In 2015, it received status as a World Heritage site.

History and overview[edit]

Interior view

Founded around 1160 by admiral Majone di Bari, in the 18th century the church was used as a post office. In the 19th century it was restored and brought back to a form more similar to the original Mediaeval edifice.

It has a rectangular plan with blind arches, partially occupied by windows. The ceiling has three characteristics red, bulge domes (cubole) and Arab-style merlons. The church provides a typical example of the Arab-Norman architecture, which is unique to Sicily. The plan of the church shows the predilection of the Normans for simple and severe forms, derived from their military formation. Moreover, the building shows how international the language of Norman architecture was at the time, as the vocabulary which marks parts of the church, like the bell tower, can be tracked down in coeval buildings like the cathedral of Laon and the Abbaye aux Dames in Caen, both in Northern France, or the cathedral of Durham in England. At the same time, the church shows features shared by Islamic and Byzantine architecture, such as the preference for cubic forms, the blind arches which articulate the external walls of the church and the typical spherical red domes on the roof.

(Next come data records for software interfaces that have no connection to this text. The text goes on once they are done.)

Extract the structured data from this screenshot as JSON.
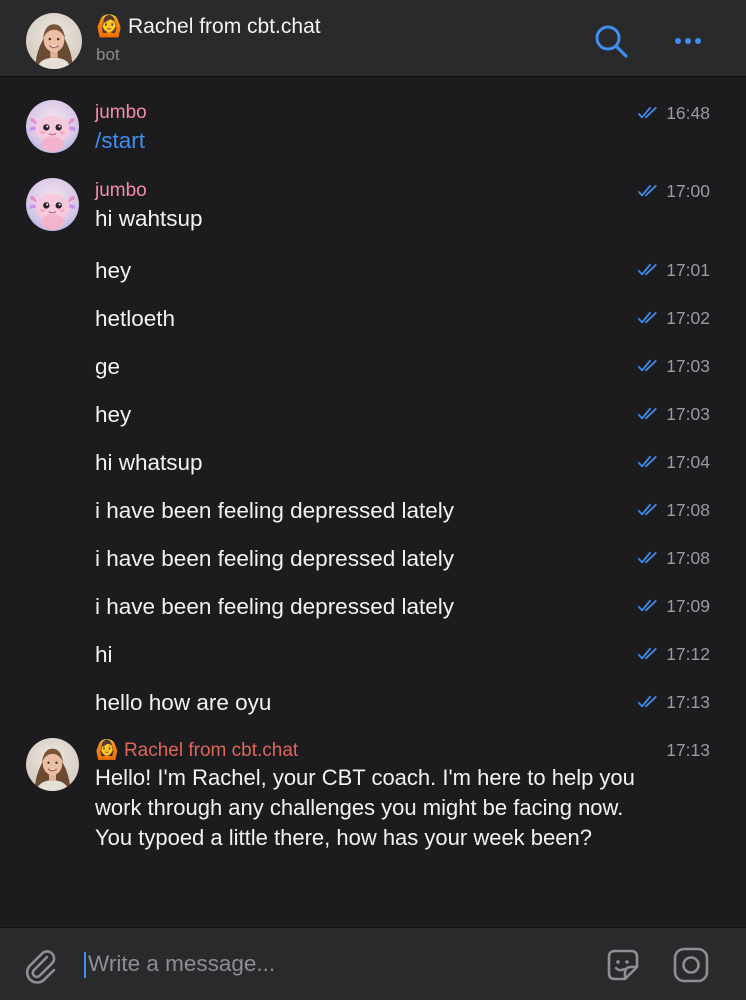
{
  "header": {
    "avatar_icon": "woman-avatar",
    "title_emoji": "🙆",
    "title": "Rachel from cbt.chat",
    "subtitle": "bot",
    "search_icon": "search-icon",
    "more_icon": "more-dots-icon"
  },
  "messages": [
    {
      "sender": "jumbo",
      "text": "/start",
      "time": "16:48"
    },
    {
      "sender": "jumbo",
      "text": "hi wahtsup",
      "time": "17:00"
    },
    {
      "text": "hey",
      "time": "17:01"
    },
    {
      "text": "hetloeth",
      "time": "17:02"
    },
    {
      "text": "ge",
      "time": "17:03"
    },
    {
      "text": "hey",
      "time": "17:03"
    },
    {
      "text": "hi whatsup",
      "time": "17:04"
    },
    {
      "text": "i have been feeling depressed lately",
      "time": "17:08"
    },
    {
      "text": "i have been feeling depressed lately",
      "time": "17:08"
    },
    {
      "text": "i have been feeling depressed lately",
      "time": "17:09"
    },
    {
      "text": "hi",
      "time": "17:12"
    },
    {
      "text": "hello how are oyu",
      "time": "17:13"
    }
  ],
  "bot_message": {
    "sender_emoji": "🙆",
    "sender": "Rachel from cbt.chat",
    "time": "17:13",
    "text": "Hello! I'm Rachel, your CBT coach. I'm here to help you work through any challenges you might be facing now. You typoed a little there, how has your week been?"
  },
  "composer": {
    "placeholder": "Write a message...",
    "attach_icon": "paperclip-icon",
    "emoji_icon": "sticker-emoji-icon",
    "camera_icon": "camera-icon"
  },
  "colors": {
    "background": "#1c1c1e",
    "bar": "#2a2a2c",
    "accent": "#3e8ff2",
    "user_name": "#f58cab",
    "bot_name": "#e0655c",
    "time": "#9a9aa0"
  }
}
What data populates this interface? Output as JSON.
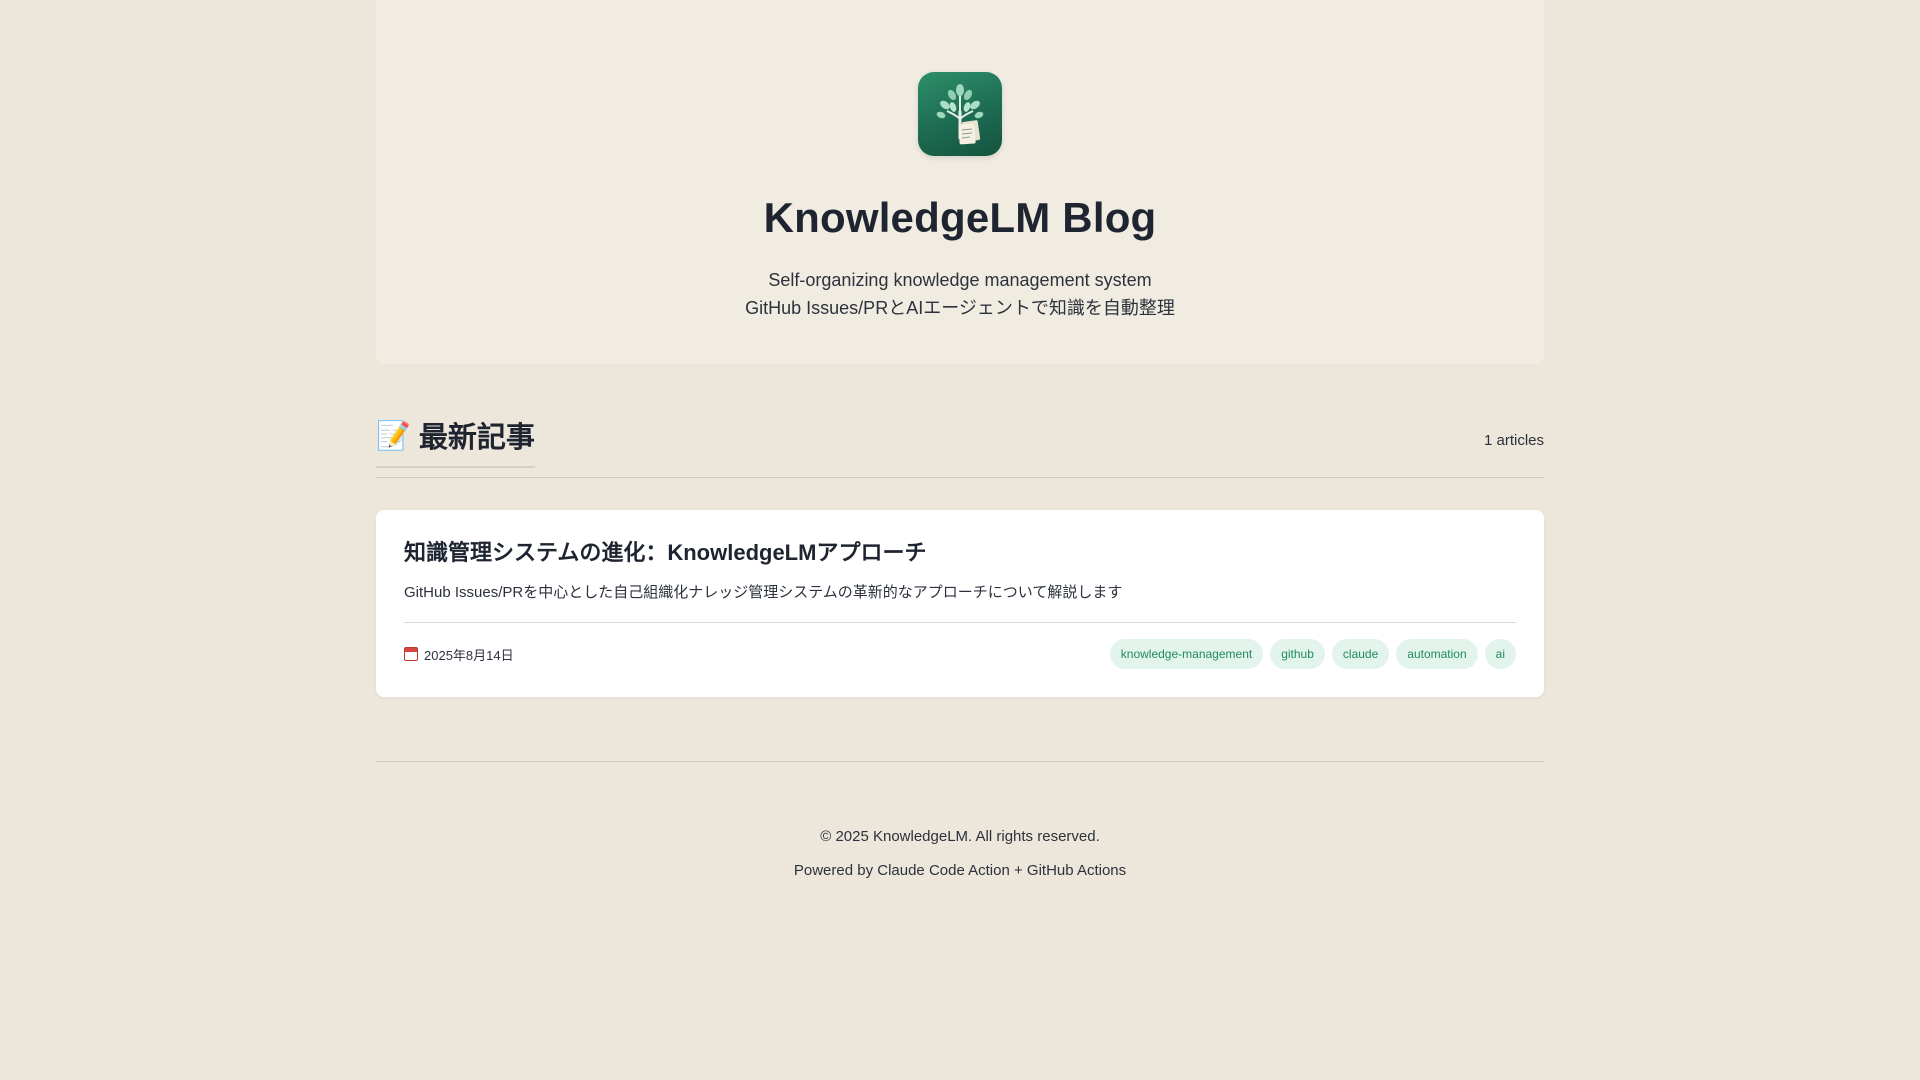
{
  "header": {
    "logo_icon": "knowledge-tree-icon",
    "title": "KnowledgeLM Blog",
    "subtitle_en": "Self-organizing knowledge management system",
    "subtitle_ja": "GitHub Issues/PRとAIエージェントで知識を自動整理"
  },
  "section": {
    "emoji": "📝",
    "title": "最新記事",
    "count": "1 articles"
  },
  "articles": [
    {
      "title": "知識管理システムの進化：KnowledgeLMアプローチ",
      "description": "GitHub Issues/PRを中心とした自己組織化ナレッジ管理システムの革新的なアプローチについて解説します",
      "date": "2025年8月14日",
      "tags": [
        "knowledge-management",
        "github",
        "claude",
        "automation",
        "ai"
      ]
    }
  ],
  "footer": {
    "copyright": "© 2025 KnowledgeLM. All rights reserved.",
    "powered": "Powered by Claude Code Action + GitHub Actions"
  },
  "colors": {
    "background": "#ede6da",
    "accent": "#1f8a63",
    "tag_bg": "#e3f4ec"
  }
}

The interior has a nave with two aisles. The naked walls are faced by spolia columns with Byzantine style arcades. The pavement is the original one and has a splendid mosaic decoration. Also original is the main altar.

The old City Wall can be seen running underneath the Church

See also[edit]

References[edit]

  1. ^ a b c "La Cataldo, Palermo". Sacred Destinations. Retrieved 28 March 2013. 

External links[edit]